One of the selling points for the new iPad has been the fact that it supports 4G, but at least in one market, that 4G promise is facing a challenge. In what might be a case of a storm in a teapot, the Competition and Consumer Commission in Australia has said that Apple cannot advertise its newest tablet as 4G-capable because it doesn’t actually work on the 4G network that exists in the country.
The regulator plans to take its argument to federal court this Wednesday, where it will try to order Apple to change its marketing of the product. It also wants Apple to offer refunds to any buyers that feel they have been mislead by the advertising. Update: Reuters writes that Apple has now said that it will write to all of those who have purchased the iPad to date in Australia and offer a refund.
Australia currently has one 4G network in operation — offered by the incumbent carrier Telstra — but according to this Reuters story, that network runs on a band of spectrum not supported in the new iPad.
Apple’s Australian website now sports a customized page pointing users to the ultra-fast network availability in the country with a screenshot of one of the leading daily newspapers, the Sydney Morning Herald (pictured above).
There is also a separate link taking users to a page describing how to get data access on the device, including 4G, listing carriers that offer access.
But there is a slightly ridiculous element to this story: Apple on its Australian site has simply replicated much of the marketing material it is using elsewhere. In countries like the UK, it also mentions 4G and LTE, but forget about getting that here: the regulator here hasn’t even started issuing licenses for the spectrum. The question is whether users — not just in Australia but in other countries where the 4G doesn’t work — really buying the devices thinking they are getting 4G when they are not?

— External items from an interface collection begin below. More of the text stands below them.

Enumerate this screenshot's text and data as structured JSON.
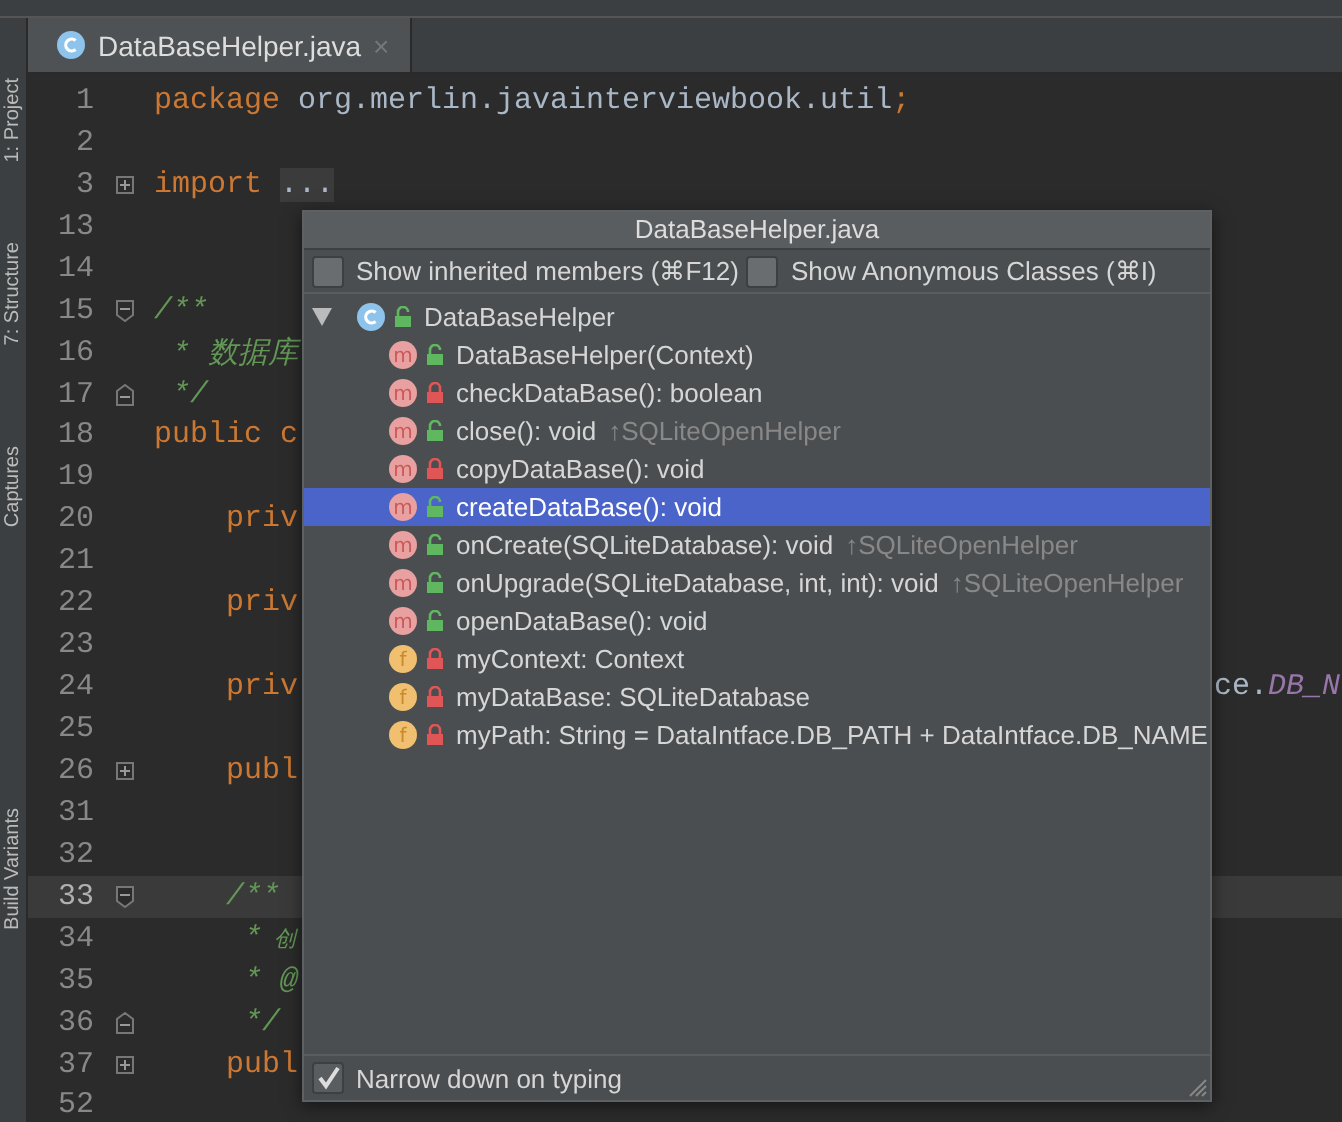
{
  "tool_windows": [
    {
      "label": "1: Project"
    },
    {
      "label": "7: Structure"
    },
    {
      "label": "Captures"
    },
    {
      "label": "Build Variants"
    }
  ],
  "editor_tab": {
    "title": "DataBaseHelper.java",
    "close": "×",
    "selected": true
  },
  "code_lines": [
    {
      "number": "1",
      "kind": "plain",
      "tokens": [
        {
          "kind": "keyword",
          "text": "package"
        },
        {
          "kind": "plain",
          "text": " org.merlin.javainterviewbook.util"
        },
        {
          "kind": "keyword",
          "text": ";"
        }
      ]
    },
    {
      "number": "2",
      "kind": "plain"
    },
    {
      "number": "3",
      "kind": "folded",
      "tokens": [
        {
          "kind": "keyword",
          "text": "import"
        },
        {
          "kind": "folded",
          "text": "..."
        }
      ]
    },
    {
      "number": "13",
      "kind": "plain"
    },
    {
      "number": "14",
      "kind": "plain"
    },
    {
      "number": "15",
      "kind": "block-start",
      "tokens": [
        {
          "kind": "comment",
          "text": "/**"
        }
      ]
    },
    {
      "number": "16",
      "kind": "plain",
      "tokens": [
        {
          "kind": "comment",
          "text": " * 数据库"
        }
      ]
    },
    {
      "number": "17",
      "kind": "block-end",
      "tokens": [
        {
          "kind": "comment",
          "text": " */"
        }
      ]
    },
    {
      "number": "18",
      "kind": "plain",
      "tokens": [
        {
          "kind": "keyword",
          "text": "public c"
        }
      ]
    },
    {
      "number": "19",
      "kind": "plain"
    },
    {
      "number": "20",
      "kind": "plain",
      "tokens": [
        {
          "kind": "keyword",
          "text": "    priv"
        }
      ]
    },
    {
      "number": "21",
      "kind": "plain"
    },
    {
      "number": "22",
      "kind": "plain",
      "tokens": [
        {
          "kind": "keyword",
          "text": "    priv"
        }
      ]
    },
    {
      "number": "23",
      "kind": "plain"
    },
    {
      "number": "24",
      "kind": "plain",
      "tokens": [
        {
          "kind": "keyword",
          "text": "    priv"
        }
      ],
      "tail": [
        {
          "kind": "plain",
          "text": "ce."
        },
        {
          "kind": "constant",
          "text": "DB_N"
        }
      ]
    },
    {
      "number": "25",
      "kind": "plain"
    },
    {
      "number": "26",
      "kind": "folded",
      "tokens": [
        {
          "kind": "keyword",
          "text": "    publ"
        }
      ]
    },
    {
      "number": "31",
      "kind": "plain"
    },
    {
      "number": "32",
      "kind": "plain"
    },
    {
      "number": "33",
      "kind": "block-start",
      "current": true,
      "tokens": [
        {
          "kind": "comment",
          "text": "    /**"
        }
      ]
    },
    {
      "number": "34",
      "kind": "plain",
      "tokens": [
        {
          "kind": "comment",
          "text": "     * "
        },
        {
          "kind": "comment-cjk",
          "text": "创"
        }
      ]
    },
    {
      "number": "35",
      "kind": "plain",
      "tokens": [
        {
          "kind": "comment",
          "text": "     * @"
        }
      ]
    },
    {
      "number": "36",
      "kind": "block-end",
      "tokens": [
        {
          "kind": "comment",
          "text": "     */"
        }
      ]
    },
    {
      "number": "37",
      "kind": "folded",
      "tokens": [
        {
          "kind": "keyword",
          "text": "    publ"
        }
      ]
    },
    {
      "number": "52",
      "kind": "plain"
    }
  ],
  "structure_popup": {
    "title": "DataBaseHelper.java",
    "options": [
      {
        "label": "Show inherited members (⌘F12)",
        "checked": false
      },
      {
        "label": "Show Anonymous Classes (⌘I)",
        "checked": false
      }
    ],
    "tree": {
      "name": "DataBaseHelper",
      "expanded": true,
      "kind": "class",
      "locked": false,
      "children": [
        {
          "kind": "method",
          "badge": "m",
          "locked": false,
          "text": "DataBaseHelper(Context)",
          "selected": false
        },
        {
          "kind": "method",
          "badge": "m",
          "locked": true,
          "text": "checkDataBase(): boolean",
          "selected": false
        },
        {
          "kind": "method",
          "badge": "m",
          "locked": false,
          "text": "close(): void",
          "inherited": "↑SQLiteOpenHelper",
          "selected": false
        },
        {
          "kind": "method",
          "badge": "m",
          "locked": true,
          "text": "copyDataBase(): void",
          "selected": false
        },
        {
          "kind": "method",
          "badge": "m",
          "locked": false,
          "text": "createDataBase(): void",
          "selected": true
        },
        {
          "kind": "method",
          "badge": "m",
          "locked": false,
          "text": "onCreate(SQLiteDatabase): void",
          "inherited": "↑SQLiteOpenHelper",
          "selected": false
        },
        {
          "kind": "method",
          "badge": "m",
          "locked": false,
          "text": "onUpgrade(SQLiteDatabase, int, int): void",
          "inherited": "↑SQLiteOpenHelper",
          "selected": false
        },
        {
          "kind": "method",
          "badge": "m",
          "locked": false,
          "text": "openDataBase(): void",
          "selected": false
        },
        {
          "kind": "field",
          "badge": "f",
          "locked": true,
          "text": "myContext: Context",
          "selected": false
        },
        {
          "kind": "field",
          "badge": "f",
          "locked": true,
          "text": "myDataBase: SQLiteDatabase",
          "selected": false
        },
        {
          "kind": "field",
          "badge": "f",
          "locked": true,
          "text": "myPath: String = DataIntface.DB_PATH + DataIntface.DB_NAME",
          "selected": false
        }
      ]
    },
    "narrow_down": {
      "label": "Narrow down on typing",
      "checked": true
    }
  }
}
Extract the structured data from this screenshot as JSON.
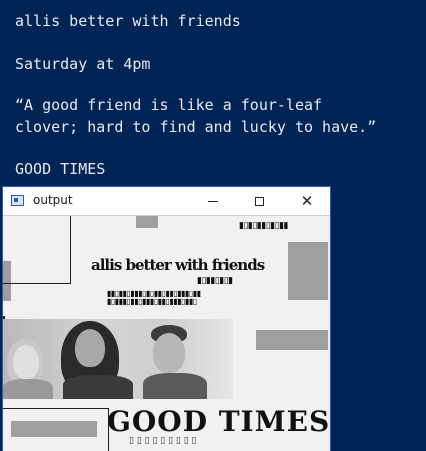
{
  "console": {
    "lines": [
      "allis better with friends",
      "Saturday at 4pm",
      "“A good friend is like a four-leaf",
      "clover; hard to find and lucky to have.”",
      "GOOD TIMES"
    ]
  },
  "window": {
    "title": "output",
    "icon": "app-window-icon",
    "controls": {
      "minimize_icon": "minimize-icon",
      "maximize_icon": "maximize-icon",
      "close_icon": "close-icon",
      "close_glyph": "✕"
    }
  },
  "poster": {
    "headline": "allis better with friends",
    "good_times": "GOOD TIMES"
  },
  "colors": {
    "console_bg": "#012456",
    "console_text": "#e8e8e8",
    "window_bg": "#f3f3f3",
    "title_bar": "#ffffff"
  }
}
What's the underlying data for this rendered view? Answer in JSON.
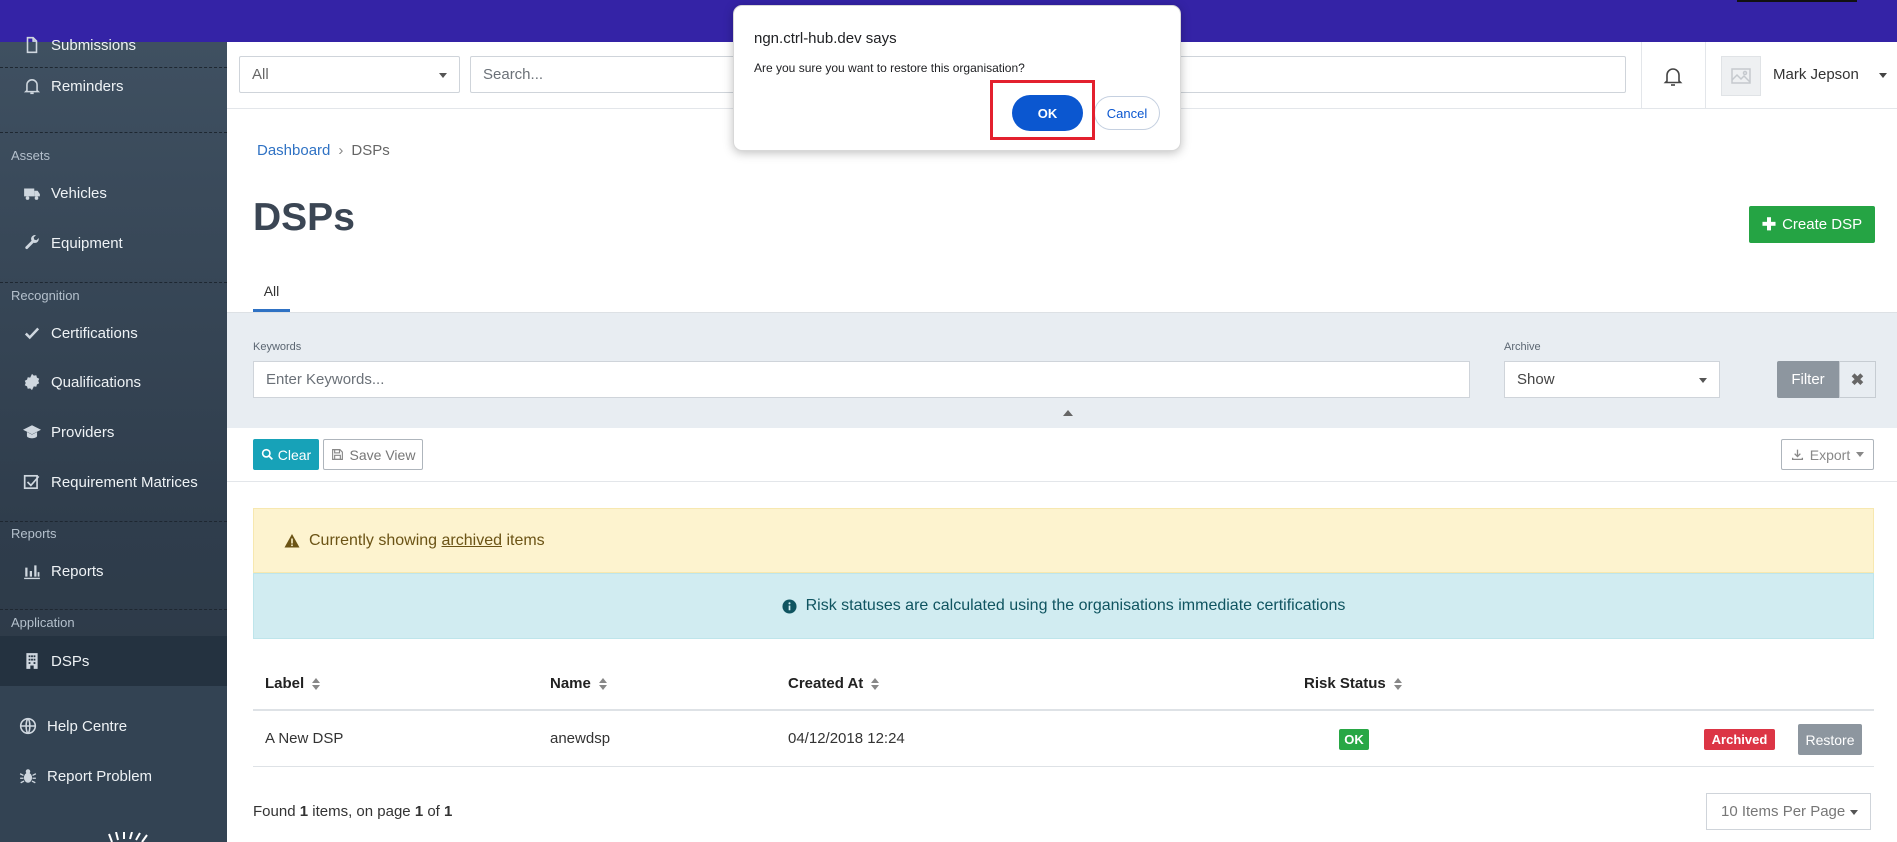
{
  "sidebar": {
    "items": [
      {
        "label": "Submissions",
        "icon": "document-icon"
      },
      {
        "label": "Reminders",
        "icon": "bell-icon"
      },
      {
        "label": "Vehicles",
        "icon": "truck-icon"
      },
      {
        "label": "Equipment",
        "icon": "wrench-icon"
      },
      {
        "label": "Certifications",
        "icon": "check-icon"
      },
      {
        "label": "Qualifications",
        "icon": "badge-icon"
      },
      {
        "label": "Providers",
        "icon": "graduation-cap-icon"
      },
      {
        "label": "Requirement Matrices",
        "icon": "checkbox-icon"
      },
      {
        "label": "Reports",
        "icon": "bar-chart-icon"
      },
      {
        "label": "DSPs",
        "icon": "building-icon"
      },
      {
        "label": "Help Centre",
        "icon": "globe-icon"
      },
      {
        "label": "Report Problem",
        "icon": "bug-icon"
      }
    ],
    "sections": {
      "assets": "Assets",
      "recognition": "Recognition",
      "reports": "Reports",
      "application": "Application"
    }
  },
  "header": {
    "filter_select": "All",
    "search_placeholder": "Search...",
    "user_name": "Mark Jepson"
  },
  "breadcrumb": {
    "home": "Dashboard",
    "separator": "›",
    "current": "DSPs"
  },
  "page": {
    "title": "DSPs",
    "create_label": "Create DSP",
    "tab_all": "All"
  },
  "filters": {
    "keywords_label": "Keywords",
    "keywords_placeholder": "Enter Keywords...",
    "archive_label": "Archive",
    "archive_value": "Show",
    "filter_label": "Filter",
    "clear_label": "Clear",
    "save_view_label": "Save View",
    "export_label": "Export"
  },
  "alerts": {
    "warning_prefix": "Currently showing",
    "warning_link": "archived",
    "warning_suffix": "items",
    "info": "Risk statuses are calculated using the organisations immediate certifications"
  },
  "table": {
    "headers": [
      "Label",
      "Name",
      "Created At",
      "Risk Status"
    ],
    "rows": [
      {
        "label": "A New DSP",
        "name": "anewdsp",
        "created_at": "04/12/2018 12:24",
        "risk_status": "OK",
        "state": "Archived",
        "action": "Restore"
      }
    ]
  },
  "pagination": {
    "found_prefix": "Found",
    "found_count": "1",
    "found_mid": "items, on page",
    "page": "1",
    "of": "of",
    "total_pages": "1",
    "per_page": "10 Items Per Page"
  },
  "dialog": {
    "title": "ngn.ctrl-hub.dev says",
    "message": "Are you sure you want to restore this organisation?",
    "ok": "OK",
    "cancel": "Cancel"
  },
  "colors": {
    "topbar": "#3423a6",
    "sidebar": "#3f5061",
    "primary_link": "#2f72c4",
    "create_button": "#25a444",
    "clear_button": "#17a2b8",
    "ok_badge": "#28a745",
    "archived_badge": "#dc3545",
    "dialog_ok": "#0b57d0",
    "highlight": "#e3202e"
  }
}
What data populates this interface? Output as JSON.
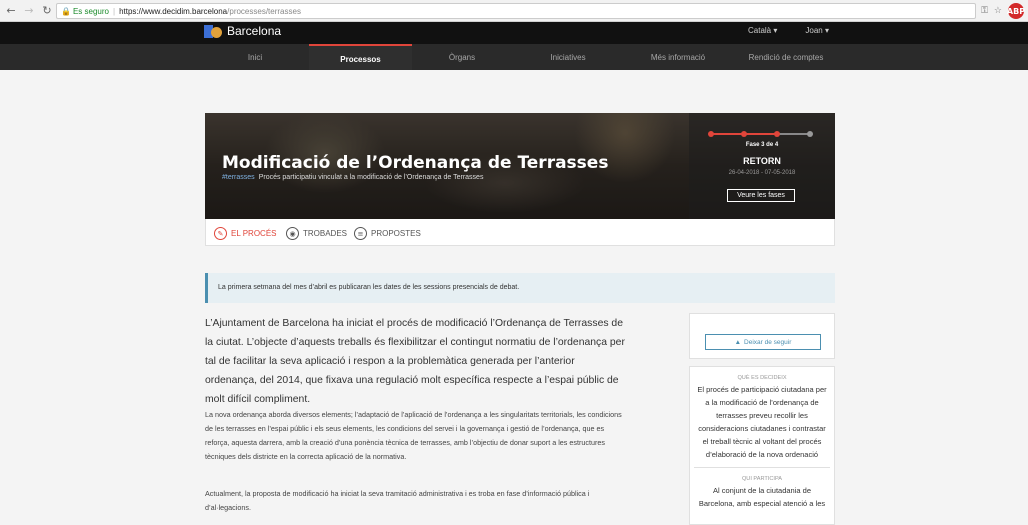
{
  "browser": {
    "secure_label": "Es seguro",
    "url_host": "https://www.decidim.barcelona",
    "url_path": "/processes/terrasses",
    "extension_label": "ABP"
  },
  "site": {
    "logo_text": "Barcelona",
    "topbar_right": [
      "Català ▾",
      "Joan ▾"
    ],
    "nav": [
      "Inici",
      "Processos",
      "Òrgans",
      "Iniciatives",
      "Més informació",
      "Rendició de comptes"
    ],
    "active_nav_index": 1,
    "accent_color": "#e0453a"
  },
  "hero": {
    "title": "Modificació de l’Ordenança de Terrasses",
    "hashtag": "#terrasses",
    "subtitle": "Procés participatiu vinculat a la modificació de l’Ordenança de Terrasses",
    "phase_label": "Fase 3 de 4",
    "phase_name": "RETORN",
    "phase_dates": "26-04-2018 - 07-05-2018",
    "phase_button": "Veure les fases"
  },
  "tabs": [
    {
      "label": "EL PROCÉS",
      "icon": "process-icon",
      "active": true
    },
    {
      "label": "TROBADES",
      "icon": "meetings-icon",
      "active": false
    },
    {
      "label": "PROPOSTES",
      "icon": "proposals-icon",
      "active": false
    }
  ],
  "announcement": "La primera setmana del mes d’abril es publicaran les dates de les sessions presencials de debat.",
  "content": {
    "lead": "L’Ajuntament de Barcelona ha iniciat el procés de modificació l’Ordenança de Terrasses de la ciutat. L’objecte d’aquests treballs és flexibilitzar el contingut normatiu de l’ordenança per tal de facilitar la seva aplicació i respon a la problemàtica generada per l’anterior ordenança, del 2014, que fixava una regulació molt específica respecte a l’espai públic de molt difícil compliment.",
    "para1": "La nova ordenança aborda diversos elements; l’adaptació de l’aplicació de l’ordenança a les singularitats territorials, les condicions de les terrasses en l’espai públic i els seus elements, les condicions del servei i la governança i gestió de l’ordenança, que es reforça, aquesta darrera, amb la creació d’una ponència tècnica de terrasses, amb l’objectiu de donar suport a les estructures tècniques dels districte en la correcta aplicació de la normativa.",
    "para2": "Actualment, la proposta de modificació ha iniciat la seva tramitació administrativa i es troba en fase d’informació pública i d’al·legacions."
  },
  "sidebar": {
    "follow_button": "Deixar de seguir",
    "what_heading": "QUÈ ES DECIDEIX",
    "what_text": "El procés de participació ciutadana per a la modificació de l’ordenança de terrasses preveu recollir les consideracions ciutadanes i contrastar el treball tècnic al voltant del procés d’elaboració de la nova ordenació",
    "who_heading": "QUI PARTICIPA",
    "who_text": "Al conjunt de la ciutadania de Barcelona, amb especial atenció a les"
  }
}
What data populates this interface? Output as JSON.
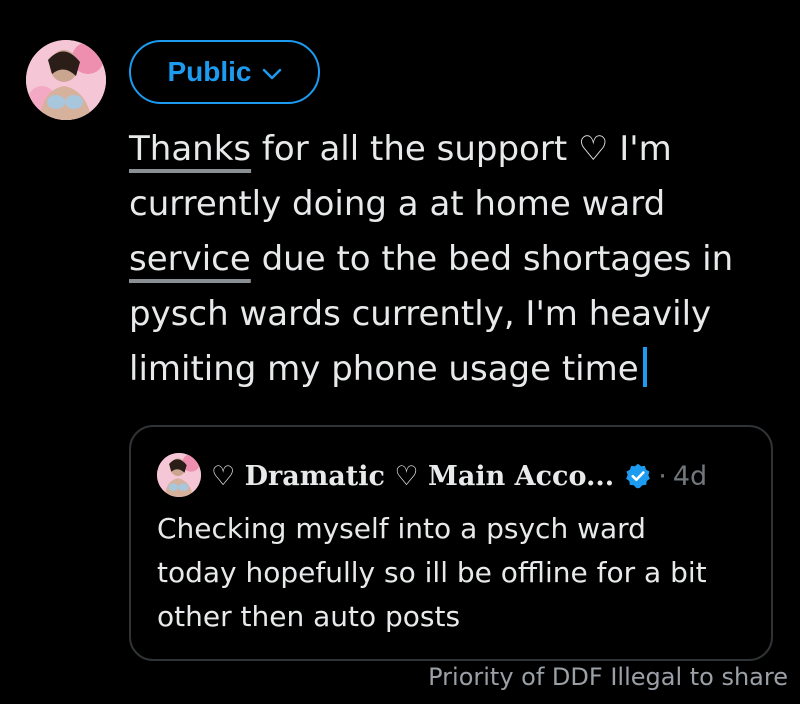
{
  "audience": {
    "label": "Public",
    "icon": "chevron-down-icon"
  },
  "composer": {
    "lines": [
      {
        "underlined": "Thanks",
        "rest": " for all the support ♡ I'm"
      },
      {
        "underlined": "",
        "rest": "currently doing a at home ward"
      },
      {
        "underlined": "service",
        "rest": " due to the bed shortages in"
      },
      {
        "underlined": "",
        "rest": "pysch wards currently, I'm heavily"
      },
      {
        "underlined": "",
        "rest": "limiting my phone usage time"
      }
    ]
  },
  "quoted_post": {
    "author": "♡ Dramatic ♡ Main Acco...",
    "verified_icon": "verified-badge-icon",
    "separator": "·",
    "age": "4d",
    "text_lines": [
      "Checking myself into a psych ward",
      "today hopefully so ill be offline for a bit",
      "other then auto posts"
    ]
  },
  "watermark": "Priority of DDF Illegal to share",
  "colors": {
    "accent": "#1d9bf0",
    "background": "#000000",
    "text": "#e7e9ea",
    "muted": "#71767b",
    "border": "#2f3336"
  }
}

Another point to consider is that it appears so far, the tablets and data plans using cellular access are not actually selling as well as those for WiFi-only tablets. A report from Localytics last week found that only about 6 percent of all traffic coming from iPad tablets originated from cellular networks; the rest came via WiFi. Statistics like that make this kind of complaint from the regulator seem like a storm in a teapot.
Australia’s courts have been a friend and foe to Apple in the past year over other issues, specifically around patents. Apple succeeded in getting Samsung to temporarily stop selling its 10-inch Galaxy Tab tablet just as it was trying to launch the product, claiming that it infringed on patents. Ultimately, however, Samsung’s side was upheld in that case and those bans were lifted, in a case that is still ongoing.